Washington, D.C. (February 3, 2015) – The Senate today unanimously passed the Clay Hunt Suicide Prevention for American Veterans Act (SAV Act), by a vote of 99-0. The SAV Act combats the scourge of mental health injuries – the invisible wounds of war – that face this generation of injured veterans, particularly post-traumatic stress disorder (PTSD) and traumatic brain injury (TBI).
We are particularly encouraged to see provisions in the SAV Act that improve mental health care and services and suicide prevention programs at the Department of Veterans Affairs (VA) and Department of Defense (DoD) in several ways. Among its provisions, the bill would: authorize VA to conduct a student loan repayment pilot program aimed at recruiting and retaining psychiatrists, and establish a peer support and community outreach pilot program to assist transitioning service members with accessing VA mental health care services.
“While VA has made efforts to identify and treat mental health issues through several initiatives, we know that many veterans with mental health conditions are still not receiving the care they need and have earned,” said Charlie Abell, executive vice president of Policy and Government Affairs at WWP. “Removing the barriers that lead warriors to drop out of therapy is critical to reversing the heartbreaking rise of suicides among veterans.”
Since 2010, WWP has been using the information gathered from its Annual Alumni Survey to refine its existing programs, develop new initiatives, and identify gaps in existing veteran services and support.

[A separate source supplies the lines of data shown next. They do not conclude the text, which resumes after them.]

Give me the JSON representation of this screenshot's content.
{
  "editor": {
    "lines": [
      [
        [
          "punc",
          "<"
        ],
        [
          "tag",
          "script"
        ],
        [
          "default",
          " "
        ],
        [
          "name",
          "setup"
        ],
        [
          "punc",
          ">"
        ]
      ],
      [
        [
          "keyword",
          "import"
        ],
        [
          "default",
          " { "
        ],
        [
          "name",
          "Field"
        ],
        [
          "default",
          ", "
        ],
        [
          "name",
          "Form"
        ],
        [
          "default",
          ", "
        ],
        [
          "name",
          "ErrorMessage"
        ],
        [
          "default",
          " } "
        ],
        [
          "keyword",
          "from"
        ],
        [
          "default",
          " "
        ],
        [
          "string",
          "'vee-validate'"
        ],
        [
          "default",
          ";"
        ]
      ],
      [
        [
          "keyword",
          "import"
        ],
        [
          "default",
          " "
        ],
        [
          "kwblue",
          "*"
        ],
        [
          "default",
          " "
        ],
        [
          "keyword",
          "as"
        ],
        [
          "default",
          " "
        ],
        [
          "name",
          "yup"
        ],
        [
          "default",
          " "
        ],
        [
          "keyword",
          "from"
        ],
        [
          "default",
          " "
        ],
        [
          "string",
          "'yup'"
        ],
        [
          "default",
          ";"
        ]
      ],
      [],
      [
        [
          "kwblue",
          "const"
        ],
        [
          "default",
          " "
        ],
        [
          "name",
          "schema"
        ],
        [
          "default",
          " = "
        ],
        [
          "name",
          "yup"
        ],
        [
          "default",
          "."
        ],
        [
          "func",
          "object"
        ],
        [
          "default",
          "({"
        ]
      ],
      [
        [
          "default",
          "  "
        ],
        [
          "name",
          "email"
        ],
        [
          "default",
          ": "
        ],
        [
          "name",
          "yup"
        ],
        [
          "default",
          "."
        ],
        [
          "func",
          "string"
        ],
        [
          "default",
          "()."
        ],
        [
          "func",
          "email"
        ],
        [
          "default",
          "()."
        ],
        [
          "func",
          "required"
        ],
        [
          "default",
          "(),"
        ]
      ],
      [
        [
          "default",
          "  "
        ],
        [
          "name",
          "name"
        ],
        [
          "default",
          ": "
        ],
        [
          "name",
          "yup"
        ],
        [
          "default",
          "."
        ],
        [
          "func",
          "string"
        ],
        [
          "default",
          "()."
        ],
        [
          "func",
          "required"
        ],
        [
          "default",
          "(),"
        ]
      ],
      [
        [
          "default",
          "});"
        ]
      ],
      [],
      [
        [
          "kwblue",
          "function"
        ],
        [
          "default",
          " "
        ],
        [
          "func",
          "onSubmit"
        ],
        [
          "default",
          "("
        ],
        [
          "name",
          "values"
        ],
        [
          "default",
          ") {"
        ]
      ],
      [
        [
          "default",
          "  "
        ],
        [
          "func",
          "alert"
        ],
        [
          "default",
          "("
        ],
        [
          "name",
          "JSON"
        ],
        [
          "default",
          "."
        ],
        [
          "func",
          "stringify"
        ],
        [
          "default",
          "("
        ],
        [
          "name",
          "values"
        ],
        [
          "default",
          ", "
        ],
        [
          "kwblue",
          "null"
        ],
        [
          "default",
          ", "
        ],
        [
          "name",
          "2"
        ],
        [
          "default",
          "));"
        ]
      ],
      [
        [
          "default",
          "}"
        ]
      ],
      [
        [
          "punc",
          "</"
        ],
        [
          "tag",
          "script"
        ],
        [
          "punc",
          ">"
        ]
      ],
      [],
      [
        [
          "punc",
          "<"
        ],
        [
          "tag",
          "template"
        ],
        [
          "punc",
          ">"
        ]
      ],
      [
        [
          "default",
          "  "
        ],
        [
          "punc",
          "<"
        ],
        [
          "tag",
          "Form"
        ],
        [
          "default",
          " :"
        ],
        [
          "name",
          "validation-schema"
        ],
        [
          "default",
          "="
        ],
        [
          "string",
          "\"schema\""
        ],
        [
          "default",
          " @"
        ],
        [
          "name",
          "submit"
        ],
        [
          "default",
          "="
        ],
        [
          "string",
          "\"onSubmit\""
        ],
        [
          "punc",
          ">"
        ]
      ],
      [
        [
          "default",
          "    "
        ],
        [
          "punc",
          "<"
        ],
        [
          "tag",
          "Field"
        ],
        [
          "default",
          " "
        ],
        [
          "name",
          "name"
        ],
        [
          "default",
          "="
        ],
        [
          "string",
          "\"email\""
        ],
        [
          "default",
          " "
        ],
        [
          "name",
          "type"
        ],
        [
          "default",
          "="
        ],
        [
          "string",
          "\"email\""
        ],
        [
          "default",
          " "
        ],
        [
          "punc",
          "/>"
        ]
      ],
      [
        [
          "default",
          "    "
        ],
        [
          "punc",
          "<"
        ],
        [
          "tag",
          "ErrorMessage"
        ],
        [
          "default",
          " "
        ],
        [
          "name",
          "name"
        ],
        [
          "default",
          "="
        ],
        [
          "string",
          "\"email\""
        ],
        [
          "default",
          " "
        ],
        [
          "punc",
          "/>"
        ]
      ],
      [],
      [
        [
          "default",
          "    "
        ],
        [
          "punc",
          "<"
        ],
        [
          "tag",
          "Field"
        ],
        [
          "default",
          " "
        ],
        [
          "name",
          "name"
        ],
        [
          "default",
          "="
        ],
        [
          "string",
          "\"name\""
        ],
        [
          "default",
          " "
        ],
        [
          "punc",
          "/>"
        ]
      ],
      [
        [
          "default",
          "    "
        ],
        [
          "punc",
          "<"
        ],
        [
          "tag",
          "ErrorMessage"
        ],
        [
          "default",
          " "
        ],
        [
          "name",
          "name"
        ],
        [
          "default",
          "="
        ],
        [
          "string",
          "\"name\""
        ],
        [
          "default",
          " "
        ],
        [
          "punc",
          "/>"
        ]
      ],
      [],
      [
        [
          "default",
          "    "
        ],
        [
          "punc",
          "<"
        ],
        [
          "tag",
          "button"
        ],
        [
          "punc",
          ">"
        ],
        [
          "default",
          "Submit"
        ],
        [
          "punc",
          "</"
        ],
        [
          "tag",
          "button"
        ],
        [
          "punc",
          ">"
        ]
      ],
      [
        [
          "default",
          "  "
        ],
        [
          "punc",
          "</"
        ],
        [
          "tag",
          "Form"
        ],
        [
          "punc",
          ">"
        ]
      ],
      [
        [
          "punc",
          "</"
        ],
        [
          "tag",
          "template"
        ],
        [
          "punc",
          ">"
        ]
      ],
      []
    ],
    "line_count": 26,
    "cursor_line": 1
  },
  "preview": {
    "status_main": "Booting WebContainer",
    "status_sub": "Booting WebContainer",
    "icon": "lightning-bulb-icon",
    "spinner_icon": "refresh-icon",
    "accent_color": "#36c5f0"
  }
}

This year’s data again showed that mental health conditions were among the most frequently reported health problems of Alumni: 75 percent reported experiencing PTSD, 67 percent reported depression, and 64 percent reported experiencing anxiety. Forty-three percent of Alumni reported experiencing a TBI. Overall, the survey results indicate that, for many, the effects of mental and emotional health problems can be even more serious than the effects of physical problems.
WWP has seen the success that warrior mentors and community outreach can have through our Peer Support Program and Peer-Facilitated Support Groups, and we know that in many cases, it takes a veteran to help a veteran. The provision that would establish a peer support and community outreach pilot program to assist transitioning service members with accessing VA mental health care services is particularly encouraging in light of a survey finding that showed 59 percent of respondents identified talking with another OEF/OIF veteran as a top resource for coping with stress.
“We applaud Chairman Jeff Miller (R-FL), Congressman Tim Walz (D-MN), and Congresswoman Tammy Duckworth (D-IL) for introducing this important piece of legislation in the House, and for Chairman Isakson and Ranking Member Blumenthal’s leadership of the bill in the Senate. These Members have demonstrated outstanding leadership on this critical issue for injured servicemen and women,” Abell said. “The provisions of the Clay Hunt SAV Act will serve injured servicemen and women well as they battle their invisible wounds now and in the future. We thank the Congress for sending this bill to the President and look forward to him quickly signing it into law.”